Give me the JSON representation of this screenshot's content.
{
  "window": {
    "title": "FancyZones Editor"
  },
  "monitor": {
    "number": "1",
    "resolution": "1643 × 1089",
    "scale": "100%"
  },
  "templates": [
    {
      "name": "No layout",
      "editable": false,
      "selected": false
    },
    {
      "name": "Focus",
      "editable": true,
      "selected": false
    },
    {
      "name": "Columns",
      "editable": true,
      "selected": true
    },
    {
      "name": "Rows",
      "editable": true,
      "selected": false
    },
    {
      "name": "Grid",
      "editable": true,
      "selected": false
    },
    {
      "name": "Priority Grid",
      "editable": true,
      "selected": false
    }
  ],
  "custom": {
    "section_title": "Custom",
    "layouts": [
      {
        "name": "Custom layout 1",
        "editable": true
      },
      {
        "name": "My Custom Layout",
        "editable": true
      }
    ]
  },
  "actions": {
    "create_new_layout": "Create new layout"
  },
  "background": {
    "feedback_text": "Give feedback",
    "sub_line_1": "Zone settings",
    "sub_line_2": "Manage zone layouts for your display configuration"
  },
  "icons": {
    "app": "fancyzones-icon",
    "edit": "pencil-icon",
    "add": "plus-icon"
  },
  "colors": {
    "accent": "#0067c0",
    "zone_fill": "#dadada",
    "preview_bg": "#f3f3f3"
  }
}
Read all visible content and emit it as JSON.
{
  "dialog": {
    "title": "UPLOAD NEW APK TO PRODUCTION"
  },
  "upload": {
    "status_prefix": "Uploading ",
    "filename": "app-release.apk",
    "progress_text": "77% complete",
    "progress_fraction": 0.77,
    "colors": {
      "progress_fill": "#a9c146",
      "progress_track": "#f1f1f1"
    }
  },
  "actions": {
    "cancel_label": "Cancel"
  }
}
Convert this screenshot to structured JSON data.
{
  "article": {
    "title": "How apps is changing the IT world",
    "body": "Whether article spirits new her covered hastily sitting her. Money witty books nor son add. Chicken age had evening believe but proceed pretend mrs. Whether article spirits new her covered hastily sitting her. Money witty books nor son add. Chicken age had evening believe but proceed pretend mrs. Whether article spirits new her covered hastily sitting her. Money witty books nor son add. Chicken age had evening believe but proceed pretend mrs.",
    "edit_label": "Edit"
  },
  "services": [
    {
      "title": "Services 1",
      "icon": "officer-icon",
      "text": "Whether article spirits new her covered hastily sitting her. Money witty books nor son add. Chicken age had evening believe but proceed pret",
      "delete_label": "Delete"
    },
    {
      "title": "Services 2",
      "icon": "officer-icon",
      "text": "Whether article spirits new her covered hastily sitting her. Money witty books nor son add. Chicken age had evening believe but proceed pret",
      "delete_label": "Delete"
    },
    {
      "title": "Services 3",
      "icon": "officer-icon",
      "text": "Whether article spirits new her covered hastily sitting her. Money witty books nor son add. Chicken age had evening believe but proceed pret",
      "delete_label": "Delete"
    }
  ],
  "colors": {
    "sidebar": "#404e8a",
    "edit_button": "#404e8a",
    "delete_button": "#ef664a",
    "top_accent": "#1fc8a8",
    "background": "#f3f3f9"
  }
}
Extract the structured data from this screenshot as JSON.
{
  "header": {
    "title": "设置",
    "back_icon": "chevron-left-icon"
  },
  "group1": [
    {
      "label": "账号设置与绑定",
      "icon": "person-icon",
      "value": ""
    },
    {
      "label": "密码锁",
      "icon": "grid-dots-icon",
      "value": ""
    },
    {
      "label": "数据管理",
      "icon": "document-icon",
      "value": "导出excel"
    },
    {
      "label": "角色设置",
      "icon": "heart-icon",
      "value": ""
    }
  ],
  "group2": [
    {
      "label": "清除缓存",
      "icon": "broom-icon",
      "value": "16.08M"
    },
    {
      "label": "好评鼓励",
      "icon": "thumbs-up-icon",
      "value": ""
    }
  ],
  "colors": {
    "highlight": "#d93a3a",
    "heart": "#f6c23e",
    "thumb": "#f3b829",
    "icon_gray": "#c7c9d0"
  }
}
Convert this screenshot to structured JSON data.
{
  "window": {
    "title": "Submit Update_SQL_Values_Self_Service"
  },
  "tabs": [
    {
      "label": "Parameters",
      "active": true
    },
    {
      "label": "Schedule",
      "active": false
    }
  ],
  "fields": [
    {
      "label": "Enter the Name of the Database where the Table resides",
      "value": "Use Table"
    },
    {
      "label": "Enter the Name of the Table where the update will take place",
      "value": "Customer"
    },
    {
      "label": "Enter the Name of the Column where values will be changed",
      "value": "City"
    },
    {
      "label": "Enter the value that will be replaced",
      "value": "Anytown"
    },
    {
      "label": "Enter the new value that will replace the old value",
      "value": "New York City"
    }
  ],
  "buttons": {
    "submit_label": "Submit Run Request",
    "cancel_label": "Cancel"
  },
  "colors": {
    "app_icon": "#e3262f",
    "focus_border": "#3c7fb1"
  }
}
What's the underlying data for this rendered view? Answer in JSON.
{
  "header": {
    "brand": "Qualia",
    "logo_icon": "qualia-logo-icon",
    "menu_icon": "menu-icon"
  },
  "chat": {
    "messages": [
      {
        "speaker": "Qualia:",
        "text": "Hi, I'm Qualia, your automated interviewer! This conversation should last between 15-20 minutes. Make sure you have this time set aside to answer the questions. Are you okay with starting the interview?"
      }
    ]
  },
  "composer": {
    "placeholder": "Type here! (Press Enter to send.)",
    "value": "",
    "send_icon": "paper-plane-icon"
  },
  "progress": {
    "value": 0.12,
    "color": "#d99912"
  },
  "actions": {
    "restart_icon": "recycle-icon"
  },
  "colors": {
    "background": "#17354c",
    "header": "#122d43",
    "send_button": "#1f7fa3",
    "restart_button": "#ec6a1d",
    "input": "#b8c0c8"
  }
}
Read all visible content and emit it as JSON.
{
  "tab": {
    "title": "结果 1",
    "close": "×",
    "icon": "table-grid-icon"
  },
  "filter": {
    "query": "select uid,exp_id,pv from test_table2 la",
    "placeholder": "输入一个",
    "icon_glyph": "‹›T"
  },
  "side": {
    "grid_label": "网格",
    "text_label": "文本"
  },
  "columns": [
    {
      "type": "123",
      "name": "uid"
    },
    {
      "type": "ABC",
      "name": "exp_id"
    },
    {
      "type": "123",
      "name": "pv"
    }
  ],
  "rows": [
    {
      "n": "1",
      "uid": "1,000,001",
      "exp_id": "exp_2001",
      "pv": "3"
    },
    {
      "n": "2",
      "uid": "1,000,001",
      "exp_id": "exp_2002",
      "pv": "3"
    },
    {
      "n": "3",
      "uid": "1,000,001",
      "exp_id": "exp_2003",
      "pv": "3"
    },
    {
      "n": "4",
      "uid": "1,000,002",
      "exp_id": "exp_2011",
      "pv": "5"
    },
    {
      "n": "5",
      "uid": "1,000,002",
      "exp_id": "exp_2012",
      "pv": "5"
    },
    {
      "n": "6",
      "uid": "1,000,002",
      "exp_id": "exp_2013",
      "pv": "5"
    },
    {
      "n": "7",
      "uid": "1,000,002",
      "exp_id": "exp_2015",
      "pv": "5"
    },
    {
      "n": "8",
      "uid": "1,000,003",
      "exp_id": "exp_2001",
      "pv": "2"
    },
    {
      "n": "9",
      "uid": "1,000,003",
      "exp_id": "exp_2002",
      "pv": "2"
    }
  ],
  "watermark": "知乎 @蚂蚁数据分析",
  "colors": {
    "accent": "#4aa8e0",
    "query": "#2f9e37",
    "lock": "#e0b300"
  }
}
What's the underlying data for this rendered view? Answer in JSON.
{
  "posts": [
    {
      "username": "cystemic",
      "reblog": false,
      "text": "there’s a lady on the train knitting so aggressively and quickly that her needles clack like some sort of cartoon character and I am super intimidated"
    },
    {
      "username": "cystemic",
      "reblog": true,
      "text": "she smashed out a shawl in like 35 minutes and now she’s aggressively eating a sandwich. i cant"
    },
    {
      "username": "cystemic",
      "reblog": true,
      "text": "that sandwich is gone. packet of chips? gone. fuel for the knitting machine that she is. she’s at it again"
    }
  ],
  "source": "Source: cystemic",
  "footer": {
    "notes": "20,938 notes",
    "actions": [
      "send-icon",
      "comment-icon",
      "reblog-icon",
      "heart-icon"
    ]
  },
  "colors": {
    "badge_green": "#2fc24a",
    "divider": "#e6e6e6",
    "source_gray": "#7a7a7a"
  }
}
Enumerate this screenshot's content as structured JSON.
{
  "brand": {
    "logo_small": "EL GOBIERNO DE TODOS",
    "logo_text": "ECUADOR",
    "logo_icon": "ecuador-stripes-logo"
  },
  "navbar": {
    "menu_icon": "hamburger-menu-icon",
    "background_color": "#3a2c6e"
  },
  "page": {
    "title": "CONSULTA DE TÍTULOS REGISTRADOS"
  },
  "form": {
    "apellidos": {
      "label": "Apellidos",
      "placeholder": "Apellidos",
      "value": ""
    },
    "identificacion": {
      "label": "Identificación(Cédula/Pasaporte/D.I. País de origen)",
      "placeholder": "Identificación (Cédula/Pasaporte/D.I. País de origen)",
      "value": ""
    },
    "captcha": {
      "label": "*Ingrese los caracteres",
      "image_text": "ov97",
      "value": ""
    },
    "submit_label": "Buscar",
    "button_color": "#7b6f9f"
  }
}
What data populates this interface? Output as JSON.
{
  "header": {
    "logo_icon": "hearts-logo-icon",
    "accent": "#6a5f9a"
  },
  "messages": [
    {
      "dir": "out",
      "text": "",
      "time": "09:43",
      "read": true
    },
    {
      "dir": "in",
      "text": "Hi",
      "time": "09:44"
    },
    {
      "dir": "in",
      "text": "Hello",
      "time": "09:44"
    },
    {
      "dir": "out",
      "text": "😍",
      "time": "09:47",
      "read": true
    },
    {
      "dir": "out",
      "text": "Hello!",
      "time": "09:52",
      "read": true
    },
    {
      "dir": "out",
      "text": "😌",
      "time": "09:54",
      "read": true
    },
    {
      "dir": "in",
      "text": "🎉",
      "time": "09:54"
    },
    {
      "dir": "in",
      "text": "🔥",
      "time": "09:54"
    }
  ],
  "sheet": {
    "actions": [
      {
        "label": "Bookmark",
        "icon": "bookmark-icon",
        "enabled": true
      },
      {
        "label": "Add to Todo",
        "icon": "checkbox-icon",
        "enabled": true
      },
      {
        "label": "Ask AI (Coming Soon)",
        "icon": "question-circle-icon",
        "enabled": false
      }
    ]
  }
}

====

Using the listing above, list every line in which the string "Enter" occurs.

      "label": "Enter the Name of the Database where the Table resides",
      "label": "Enter the Name of the Table where the update will take place",
      "label": "Enter the Name of the Column where values will be changed",
      "label": "Enter the value that will be replaced",
      "label": "Enter the new value that will replace the old value",
    "placeholder": "Type here! (Press Enter to send.)",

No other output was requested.